### Problem
The answer must be every entry below, word for word, with the pictures left out.

### Dataset excerpts

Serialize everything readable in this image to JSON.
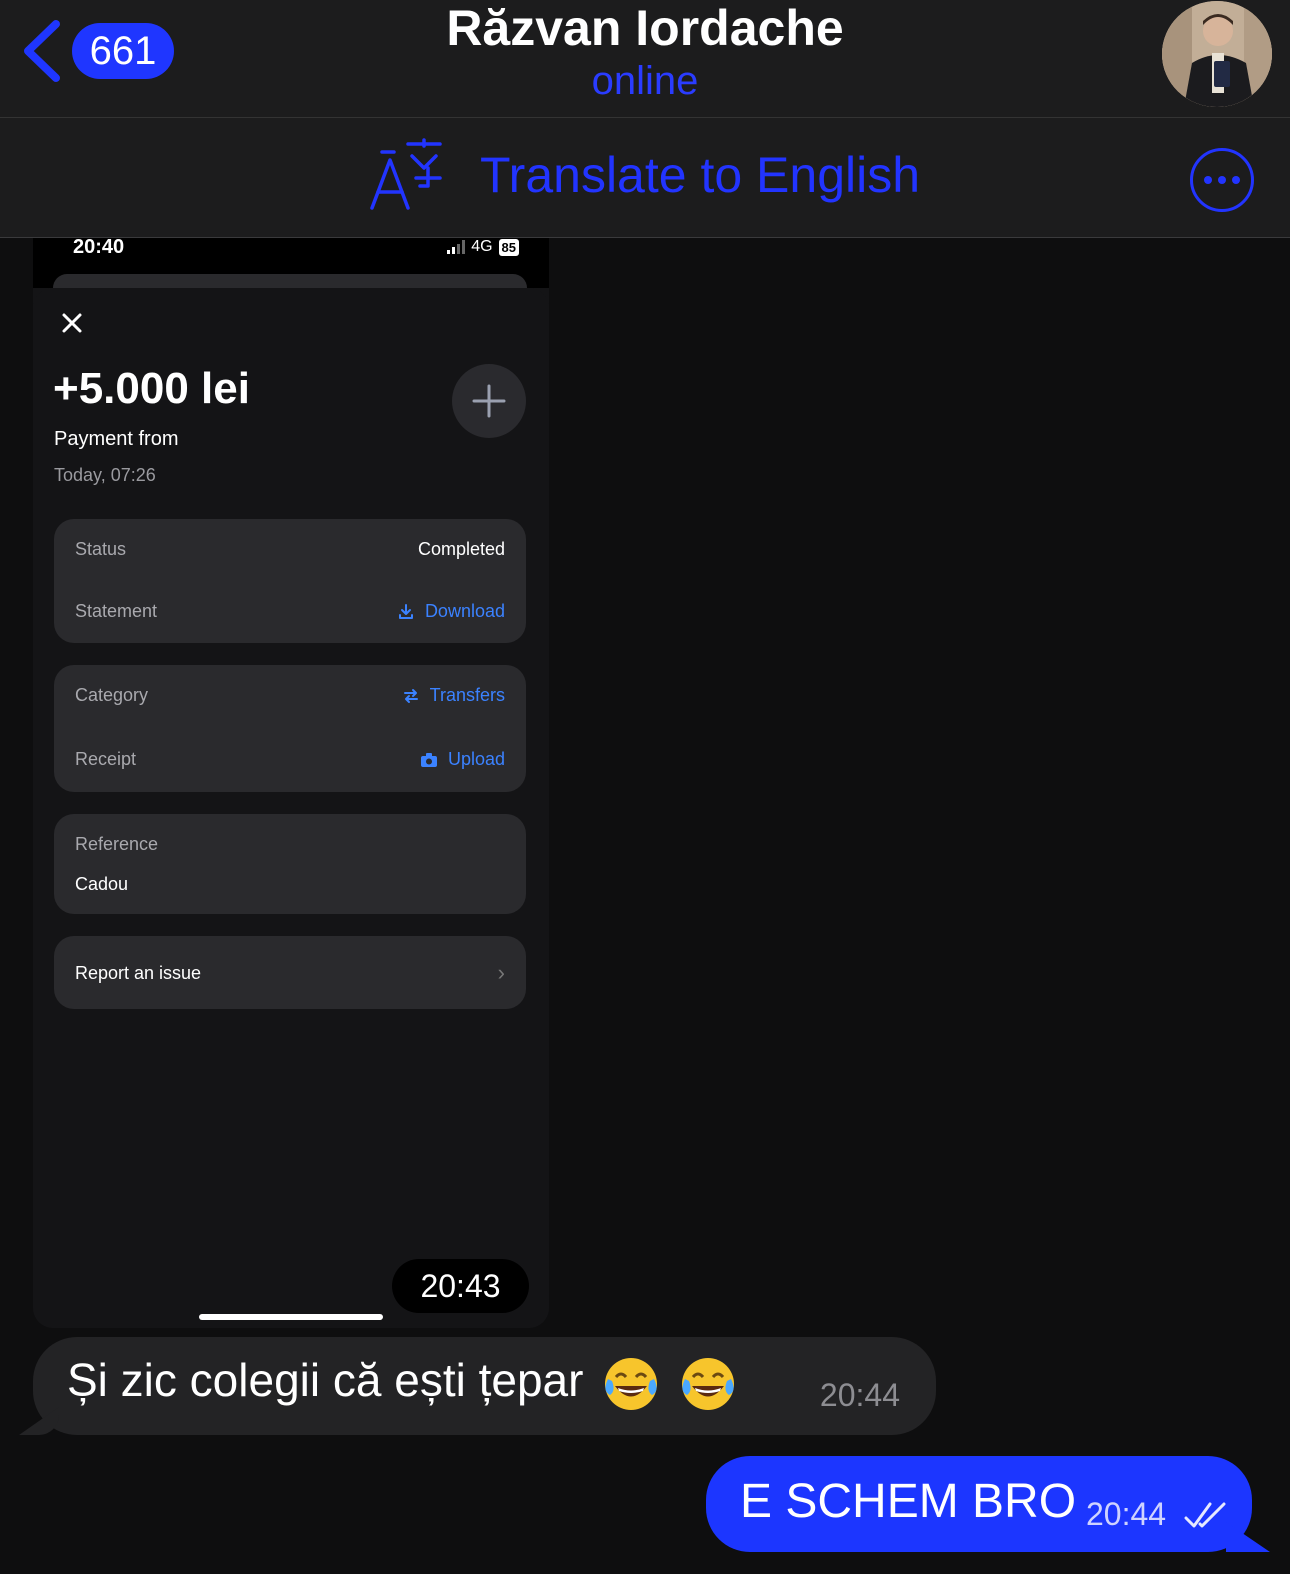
{
  "header": {
    "back_count": "661",
    "title": "Răzvan Iordache",
    "status": "online"
  },
  "translate_bar": {
    "label": "Translate to English"
  },
  "screenshot": {
    "status_time": "20:40",
    "network": "4G",
    "battery": "85",
    "amount": "+5.000 lei",
    "payment_from": "Payment from",
    "date": "Today, 07:26",
    "status_label": "Status",
    "status_value": "Completed",
    "statement_label": "Statement",
    "statement_action": "Download",
    "category_label": "Category",
    "category_value": "Transfers",
    "receipt_label": "Receipt",
    "receipt_action": "Upload",
    "reference_label": "Reference",
    "reference_value": "Cadou",
    "report_label": "Report an issue"
  },
  "messages": {
    "screenshot_time": "20:43",
    "incoming_text": "Și zic colegii că ești țepar",
    "incoming_time": "20:44",
    "outgoing_text": "E SCHEM BRO",
    "outgoing_time": "20:44"
  },
  "colors": {
    "accent": "#1c36ff",
    "link_in_screenshot": "#3b82ff",
    "background": "#0e0e0f"
  }
}
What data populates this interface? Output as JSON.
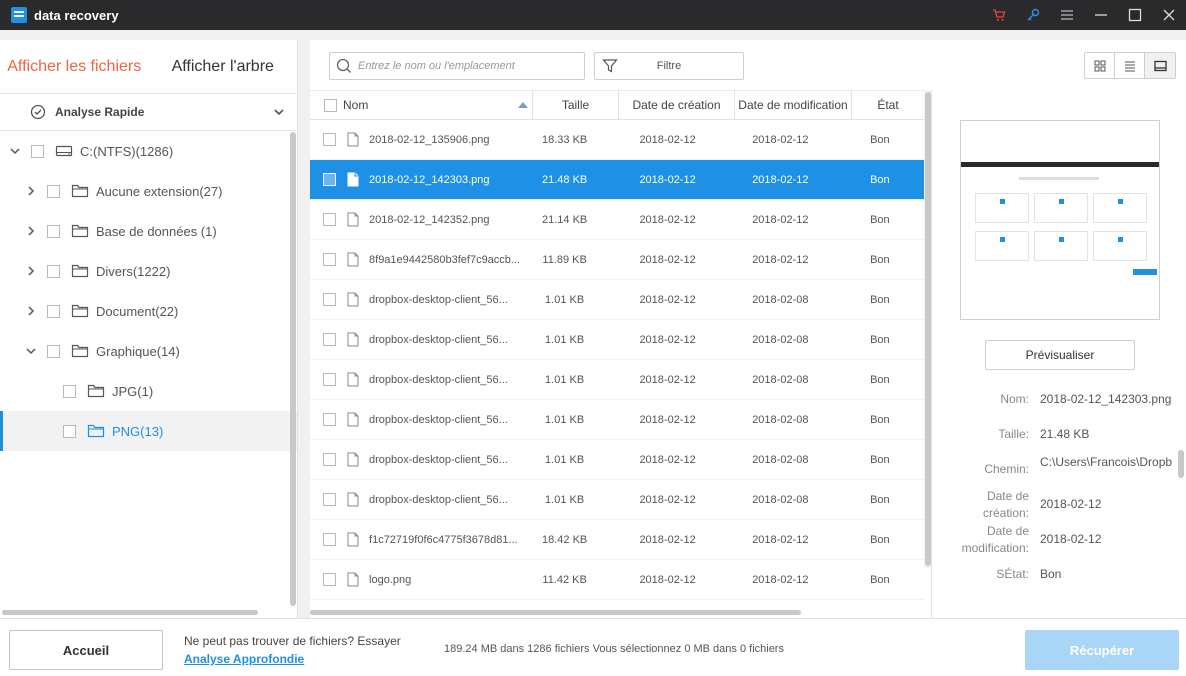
{
  "app": {
    "title": "data recovery",
    "titlebar_icons": [
      "cart-icon",
      "key-icon",
      "menu-icon",
      "minimize-icon",
      "maximize-icon",
      "close-icon"
    ],
    "accent": "#1e90e6",
    "tab_active_color": "#f0643f"
  },
  "left": {
    "tabs": [
      {
        "label": "Afficher les fichiers",
        "active": true
      },
      {
        "label": "Afficher l'arbre",
        "active": false
      }
    ],
    "scan_mode": "Analyse Rapide",
    "tree": [
      {
        "label": "C:(NTFS)(1286)",
        "icon": "drive-icon",
        "expanded": true,
        "level": 0
      },
      {
        "label": "Aucune extension(27)",
        "icon": "folder-icon",
        "expanded": false,
        "level": 1
      },
      {
        "label": "Base de données (1)",
        "icon": "folder-icon",
        "expanded": false,
        "level": 1
      },
      {
        "label": "Divers(1222)",
        "icon": "folder-icon",
        "expanded": false,
        "level": 1
      },
      {
        "label": "Document(22)",
        "icon": "folder-icon",
        "expanded": false,
        "level": 1
      },
      {
        "label": "Graphique(14)",
        "icon": "folder-icon",
        "expanded": true,
        "level": 1
      },
      {
        "label": "JPG(1)",
        "icon": "folder-icon",
        "level": 2
      },
      {
        "label": "PNG(13)",
        "icon": "folder-icon",
        "level": 2,
        "selected": true
      }
    ]
  },
  "toolbar": {
    "search_placeholder": "Entrez le nom ou l'emplacement",
    "filter_label": "Filtre"
  },
  "table": {
    "headers": {
      "name": "Nom",
      "size": "Taille",
      "created": "Date de création",
      "modified": "Date de modification",
      "state": "État"
    },
    "rows": [
      {
        "name": "2018-02-12_135906.png",
        "size": "18.33 KB",
        "created": "2018-02-12",
        "modified": "2018-02-12",
        "state": "Bon"
      },
      {
        "name": "2018-02-12_142303.png",
        "size": "21.48 KB",
        "created": "2018-02-12",
        "modified": "2018-02-12",
        "state": "Bon",
        "selected": true
      },
      {
        "name": "2018-02-12_142352.png",
        "size": "21.14 KB",
        "created": "2018-02-12",
        "modified": "2018-02-12",
        "state": "Bon"
      },
      {
        "name": "8f9a1e9442580b3fef7c9accb...",
        "size": "11.89 KB",
        "created": "2018-02-12",
        "modified": "2018-02-12",
        "state": "Bon"
      },
      {
        "name": "dropbox-desktop-client_56...",
        "size": "1.01 KB",
        "created": "2018-02-12",
        "modified": "2018-02-08",
        "state": "Bon"
      },
      {
        "name": "dropbox-desktop-client_56...",
        "size": "1.01 KB",
        "created": "2018-02-12",
        "modified": "2018-02-08",
        "state": "Bon"
      },
      {
        "name": "dropbox-desktop-client_56...",
        "size": "1.01 KB",
        "created": "2018-02-12",
        "modified": "2018-02-08",
        "state": "Bon"
      },
      {
        "name": "dropbox-desktop-client_56...",
        "size": "1.01 KB",
        "created": "2018-02-12",
        "modified": "2018-02-08",
        "state": "Bon"
      },
      {
        "name": "dropbox-desktop-client_56...",
        "size": "1.01 KB",
        "created": "2018-02-12",
        "modified": "2018-02-08",
        "state": "Bon"
      },
      {
        "name": "dropbox-desktop-client_56...",
        "size": "1.01 KB",
        "created": "2018-02-12",
        "modified": "2018-02-08",
        "state": "Bon"
      },
      {
        "name": "f1c72719f0f6c4775f3678d81...",
        "size": "18.42 KB",
        "created": "2018-02-12",
        "modified": "2018-02-12",
        "state": "Bon"
      },
      {
        "name": "logo.png",
        "size": "11.42 KB",
        "created": "2018-02-12",
        "modified": "2018-02-12",
        "state": "Bon"
      }
    ]
  },
  "details": {
    "preview_button": "Prévisualiser",
    "name_label": "Nom:",
    "name_value": "2018-02-12_142303.png",
    "size_label": "Taille:",
    "size_value": "21.48 KB",
    "path_label": "Chemin:",
    "path_value": "C:\\Users\\Francois\\Dropb",
    "created_label": "Date de création:",
    "created_value": "2018-02-12",
    "modified_label": "Date de modification:",
    "modified_value": "2018-02-12",
    "state_label": "SÉtat:",
    "state_value": "Bon"
  },
  "footer": {
    "home_button": "Accueil",
    "hint": "Ne peut pas trouver de fichiers? Essayer",
    "deep_scan_link": "Analyse Approfondie",
    "status": "189.24 MB dans 1286 fichiers  Vous sélectionnez 0 MB dans 0 fichiers",
    "recover_button": "Récupérer"
  }
}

### Result
Serialize everything readable in this image to JSON.
{
  "header": {
    "back_count": "661",
    "title": "Răzvan Iordache",
    "status": "online"
  },
  "translate_bar": {
    "label": "Translate to English"
  },
  "screenshot": {
    "status_time": "20:40",
    "network": "4G",
    "battery": "85",
    "amount": "+5.000 lei",
    "payment_from": "Payment from",
    "date": "Today, 07:26",
    "status_label": "Status",
    "status_value": "Completed",
    "statement_label": "Statement",
    "statement_action": "Download",
    "category_label": "Category",
    "category_value": "Transfers",
    "receipt_label": "Receipt",
    "receipt_action": "Upload",
    "reference_label": "Reference",
    "reference_value": "Cadou",
    "report_label": "Report an issue"
  },
  "messages": {
    "screenshot_time": "20:43",
    "incoming_text": "Și zic colegii că ești țepar",
    "incoming_time": "20:44",
    "outgoing_text": "E SCHEM BRO",
    "outgoing_time": "20:44"
  },
  "colors": {
    "accent": "#1c36ff",
    "link_in_screenshot": "#3b82ff",
    "background": "#0e0e0f"
  }
}
What data populates this interface? Output as JSON.
{
  "app": {
    "title": "data recovery",
    "titlebar_icons": [
      "cart-icon",
      "key-icon",
      "menu-icon",
      "minimize-icon",
      "maximize-icon",
      "close-icon"
    ],
    "accent": "#1e90e6",
    "tab_active_color": "#f0643f"
  },
  "left": {
    "tabs": [
      {
        "label": "Afficher les fichiers",
        "active": true
      },
      {
        "label": "Afficher l'arbre",
        "active": false
      }
    ],
    "scan_mode": "Analyse Rapide",
    "tree": [
      {
        "label": "C:(NTFS)(1286)",
        "icon": "drive-icon",
        "expanded": true,
        "level": 0
      },
      {
        "label": "Aucune extension(27)",
        "icon": "folder-icon",
        "expanded": false,
        "level": 1
      },
      {
        "label": "Base de données (1)",
        "icon": "folder-icon",
        "expanded": false,
        "level": 1
      },
      {
        "label": "Divers(1222)",
        "icon": "folder-icon",
        "expanded": false,
        "level": 1
      },
      {
        "label": "Document(22)",
        "icon": "folder-icon",
        "expanded": false,
        "level": 1
      },
      {
        "label": "Graphique(14)",
        "icon": "folder-icon",
        "expanded": true,
        "level": 1
      },
      {
        "label": "JPG(1)",
        "icon": "folder-icon",
        "level": 2
      },
      {
        "label": "PNG(13)",
        "icon": "folder-icon",
        "level": 2,
        "selected": true
      }
    ]
  },
  "toolbar": {
    "search_placeholder": "Entrez le nom ou l'emplacement",
    "filter_label": "Filtre"
  },
  "table": {
    "headers": {
      "name": "Nom",
      "size": "Taille",
      "created": "Date de création",
      "modified": "Date de modification",
      "state": "État"
    },
    "rows": [
      {
        "name": "2018-02-12_135906.png",
        "size": "18.33 KB",
        "created": "2018-02-12",
        "modified": "2018-02-12",
        "state": "Bon"
      },
      {
        "name": "2018-02-12_142303.png",
        "size": "21.48 KB",
        "created": "2018-02-12",
        "modified": "2018-02-12",
        "state": "Bon",
        "selected": true
      },
      {
        "name": "2018-02-12_142352.png",
        "size": "21.14 KB",
        "created": "2018-02-12",
        "modified": "2018-02-12",
        "state": "Bon"
      },
      {
        "name": "8f9a1e9442580b3fef7c9accb...",
        "size": "11.89 KB",
        "created": "2018-02-12",
        "modified": "2018-02-12",
        "state": "Bon"
      },
      {
        "name": "dropbox-desktop-client_56...",
        "size": "1.01 KB",
        "created": "2018-02-12",
        "modified": "2018-02-08",
        "state": "Bon"
      },
      {
        "name": "dropbox-desktop-client_56...",
        "size": "1.01 KB",
        "created": "2018-02-12",
        "modified": "2018-02-08",
        "state": "Bon"
      },
      {
        "name": "dropbox-desktop-client_56...",
        "size": "1.01 KB",
        "created": "2018-02-12",
        "modified": "2018-02-08",
        "state": "Bon"
      },
      {
        "name": "dropbox-desktop-client_56...",
        "size": "1.01 KB",
        "created": "2018-02-12",
        "modified": "2018-02-08",
        "state": "Bon"
      },
      {
        "name": "dropbox-desktop-client_56...",
        "size": "1.01 KB",
        "created": "2018-02-12",
        "modified": "2018-02-08",
        "state": "Bon"
      },
      {
        "name": "dropbox-desktop-client_56...",
        "size": "1.01 KB",
        "created": "2018-02-12",
        "modified": "2018-02-08",
        "state": "Bon"
      },
      {
        "name": "f1c72719f0f6c4775f3678d81...",
        "size": "18.42 KB",
        "created": "2018-02-12",
        "modified": "2018-02-12",
        "state": "Bon"
      },
      {
        "name": "logo.png",
        "size": "11.42 KB",
        "created": "2018-02-12",
        "modified": "2018-02-12",
        "state": "Bon"
      }
    ]
  },
  "details": {
    "preview_button": "Prévisualiser",
    "name_label": "Nom:",
    "name_value": "2018-02-12_142303.png",
    "size_label": "Taille:",
    "size_value": "21.48 KB",
    "path_label": "Chemin:",
    "path_value": "C:\\Users\\Francois\\Dropb",
    "created_label": "Date de création:",
    "created_value": "2018-02-12",
    "modified_label": "Date de modification:",
    "modified_value": "2018-02-12",
    "state_label": "SÉtat:",
    "state_value": "Bon"
  },
  "footer": {
    "home_button": "Accueil",
    "hint": "Ne peut pas trouver de fichiers? Essayer",
    "deep_scan_link": "Analyse Approfondie",
    "status": "189.24 MB dans 1286 fichiers  Vous sélectionnez 0 MB dans 0 fichiers",
    "recover_button": "Récupérer"
  }
}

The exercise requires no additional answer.